■ **Exercise brief**:
The response should contain every entry, reproduced exactly.

╭─ Available records

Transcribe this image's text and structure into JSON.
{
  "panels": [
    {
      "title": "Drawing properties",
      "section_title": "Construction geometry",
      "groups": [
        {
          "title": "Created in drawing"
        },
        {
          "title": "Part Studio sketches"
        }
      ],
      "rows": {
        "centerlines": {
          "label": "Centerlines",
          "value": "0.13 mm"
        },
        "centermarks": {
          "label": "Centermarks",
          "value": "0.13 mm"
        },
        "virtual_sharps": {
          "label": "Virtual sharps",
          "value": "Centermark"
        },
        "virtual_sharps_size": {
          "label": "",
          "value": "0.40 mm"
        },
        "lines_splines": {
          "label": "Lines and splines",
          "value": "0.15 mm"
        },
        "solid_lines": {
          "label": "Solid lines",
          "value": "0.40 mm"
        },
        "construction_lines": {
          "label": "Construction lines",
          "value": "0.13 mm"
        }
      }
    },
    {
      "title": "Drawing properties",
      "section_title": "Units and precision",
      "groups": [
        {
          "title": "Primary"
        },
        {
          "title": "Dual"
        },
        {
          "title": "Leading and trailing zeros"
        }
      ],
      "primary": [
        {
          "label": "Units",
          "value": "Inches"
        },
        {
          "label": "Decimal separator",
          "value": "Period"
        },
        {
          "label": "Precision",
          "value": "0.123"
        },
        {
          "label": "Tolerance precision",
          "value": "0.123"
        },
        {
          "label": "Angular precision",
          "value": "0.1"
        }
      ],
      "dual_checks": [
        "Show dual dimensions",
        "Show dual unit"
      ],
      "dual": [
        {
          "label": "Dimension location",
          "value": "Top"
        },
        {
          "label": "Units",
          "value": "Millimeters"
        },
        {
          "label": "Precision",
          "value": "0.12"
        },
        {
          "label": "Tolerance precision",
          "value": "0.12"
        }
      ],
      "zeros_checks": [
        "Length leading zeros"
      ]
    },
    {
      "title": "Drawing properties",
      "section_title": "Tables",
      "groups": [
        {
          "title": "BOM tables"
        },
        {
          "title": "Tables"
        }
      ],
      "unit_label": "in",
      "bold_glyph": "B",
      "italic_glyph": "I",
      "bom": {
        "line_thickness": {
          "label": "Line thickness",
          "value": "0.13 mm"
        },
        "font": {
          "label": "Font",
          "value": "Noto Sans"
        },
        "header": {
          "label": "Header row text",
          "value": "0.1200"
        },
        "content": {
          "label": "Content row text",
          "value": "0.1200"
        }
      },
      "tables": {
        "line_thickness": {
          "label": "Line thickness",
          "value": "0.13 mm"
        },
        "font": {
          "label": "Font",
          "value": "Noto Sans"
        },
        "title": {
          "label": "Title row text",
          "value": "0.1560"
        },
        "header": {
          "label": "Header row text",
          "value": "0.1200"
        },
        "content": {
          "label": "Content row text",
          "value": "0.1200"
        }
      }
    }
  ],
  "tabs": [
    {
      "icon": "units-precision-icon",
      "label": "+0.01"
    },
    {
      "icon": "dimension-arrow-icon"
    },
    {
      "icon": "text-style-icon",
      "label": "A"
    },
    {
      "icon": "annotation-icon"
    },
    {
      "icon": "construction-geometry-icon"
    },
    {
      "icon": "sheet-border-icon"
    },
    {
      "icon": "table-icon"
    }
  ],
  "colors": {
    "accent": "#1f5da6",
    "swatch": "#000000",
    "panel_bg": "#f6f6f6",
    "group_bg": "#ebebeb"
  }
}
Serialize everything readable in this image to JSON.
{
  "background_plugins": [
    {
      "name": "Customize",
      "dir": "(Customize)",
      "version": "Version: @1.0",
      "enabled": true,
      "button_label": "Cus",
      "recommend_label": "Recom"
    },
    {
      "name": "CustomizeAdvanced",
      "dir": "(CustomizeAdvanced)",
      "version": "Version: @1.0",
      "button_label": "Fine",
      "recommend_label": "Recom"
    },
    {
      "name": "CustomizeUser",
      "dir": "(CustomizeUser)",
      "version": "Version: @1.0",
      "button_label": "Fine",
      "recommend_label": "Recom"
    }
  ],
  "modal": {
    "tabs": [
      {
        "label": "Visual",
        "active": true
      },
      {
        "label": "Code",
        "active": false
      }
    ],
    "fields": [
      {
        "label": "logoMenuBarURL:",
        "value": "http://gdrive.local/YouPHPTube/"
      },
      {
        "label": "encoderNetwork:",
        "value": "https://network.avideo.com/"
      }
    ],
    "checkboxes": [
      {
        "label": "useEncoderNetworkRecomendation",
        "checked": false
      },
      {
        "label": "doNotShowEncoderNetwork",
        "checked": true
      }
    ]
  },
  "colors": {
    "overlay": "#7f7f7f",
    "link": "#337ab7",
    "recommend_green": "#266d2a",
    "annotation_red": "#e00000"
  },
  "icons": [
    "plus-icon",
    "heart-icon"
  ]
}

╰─

■ **Solution to the exercise**:
Transcribe this image's text and structure into JSON.
{
  "panels": [
    {
      "title": "Drawing properties",
      "section_title": "Construction geometry",
      "groups": [
        {
          "title": "Created in drawing"
        },
        {
          "title": "Part Studio sketches"
        }
      ],
      "rows": {
        "centerlines": {
          "label": "Centerlines",
          "value": "0.13 mm"
        },
        "centermarks": {
          "label": "Centermarks",
          "value": "0.13 mm"
        },
        "virtual_sharps": {
          "label": "Virtual sharps",
          "value": "Centermark"
        },
        "virtual_sharps_size": {
          "label": "",
          "value": "0.40 mm"
        },
        "lines_splines": {
          "label": "Lines and splines",
          "value": "0.15 mm"
        },
        "solid_lines": {
          "label": "Solid lines",
          "value": "0.40 mm"
        },
        "construction_lines": {
          "label": "Construction lines",
          "value": "0.13 mm"
        }
      }
    },
    {
      "title": "Drawing properties",
      "section_title": "Units and precision",
      "groups": [
        {
          "title": "Primary"
        },
        {
          "title": "Dual"
        },
        {
          "title": "Leading and trailing zeros"
        }
      ],
      "primary": [
        {
          "label": "Units",
          "value": "Inches"
        },
        {
          "label": "Decimal separator",
          "value": "Period"
        },
        {
          "label": "Precision",
          "value": "0.123"
        },
        {
          "label": "Tolerance precision",
          "value": "0.123"
        },
        {
          "label": "Angular precision",
          "value": "0.1"
        }
      ],
      "dual_checks": [
        "Show dual dimensions",
        "Show dual unit"
      ],
      "dual": [
        {
          "label": "Dimension location",
          "value": "Top"
        },
        {
          "label": "Units",
          "value": "Millimeters"
        },
        {
          "label": "Precision",
          "value": "0.12"
        },
        {
          "label": "Tolerance precision",
          "value": "0.12"
        }
      ],
      "zeros_checks": [
        "Length leading zeros"
      ]
    },
    {
      "title": "Drawing properties",
      "section_title": "Tables",
      "groups": [
        {
          "title": "BOM tables"
        },
        {
          "title": "Tables"
        }
      ],
      "unit_label": "in",
      "bold_glyph": "B",
      "italic_glyph": "I",
      "bom": {
        "line_thickness": {
          "label": "Line thickness",
          "value": "0.13 mm"
        },
        "font": {
          "label": "Font",
          "value": "Noto Sans"
        },
        "header": {
          "label": "Header row text",
          "value": "0.1200"
        },
        "content": {
          "label": "Content row text",
          "value": "0.1200"
        }
      },
      "tables": {
        "line_thickness": {
          "label": "Line thickness",
          "value": "0.13 mm"
        },
        "font": {
          "label": "Font",
          "value": "Noto Sans"
        },
        "title": {
          "label": "Title row text",
          "value": "0.1560"
        },
        "header": {
          "label": "Header row text",
          "value": "0.1200"
        },
        "content": {
          "label": "Content row text",
          "value": "0.1200"
        }
      }
    }
  ],
  "tabs": [
    {
      "icon": "units-precision-icon",
      "label": "+0.01"
    },
    {
      "icon": "dimension-arrow-icon"
    },
    {
      "icon": "text-style-icon",
      "label": "A"
    },
    {
      "icon": "annotation-icon"
    },
    {
      "icon": "construction-geometry-icon"
    },
    {
      "icon": "sheet-border-icon"
    },
    {
      "icon": "table-icon"
    }
  ],
  "colors": {
    "accent": "#1f5da6",
    "swatch": "#000000",
    "panel_bg": "#f6f6f6",
    "group_bg": "#ebebeb"
  }
}
Serialize everything readable in this image to JSON.
{
  "background_plugins": [
    {
      "name": "Customize",
      "dir": "(Customize)",
      "version": "Version: @1.0",
      "enabled": true,
      "button_label": "Cus",
      "recommend_label": "Recom"
    },
    {
      "name": "CustomizeAdvanced",
      "dir": "(CustomizeAdvanced)",
      "version": "Version: @1.0",
      "button_label": "Fine",
      "recommend_label": "Recom"
    },
    {
      "name": "CustomizeUser",
      "dir": "(CustomizeUser)",
      "version": "Version: @1.0",
      "button_label": "Fine",
      "recommend_label": "Recom"
    }
  ],
  "modal": {
    "tabs": [
      {
        "label": "Visual",
        "active": true
      },
      {
        "label": "Code",
        "active": false
      }
    ],
    "fields": [
      {
        "label": "logoMenuBarURL:",
        "value": "http://gdrive.local/YouPHPTube/"
      },
      {
        "label": "encoderNetwork:",
        "value": "https://network.avideo.com/"
      }
    ],
    "checkboxes": [
      {
        "label": "useEncoderNetworkRecomendation",
        "checked": false
      },
      {
        "label": "doNotShowEncoderNetwork",
        "checked": true
      }
    ]
  },
  "colors": {
    "overlay": "#7f7f7f",
    "link": "#337ab7",
    "recommend_green": "#266d2a",
    "annotation_red": "#e00000"
  },
  "icons": [
    "plus-icon",
    "heart-icon"
  ]
}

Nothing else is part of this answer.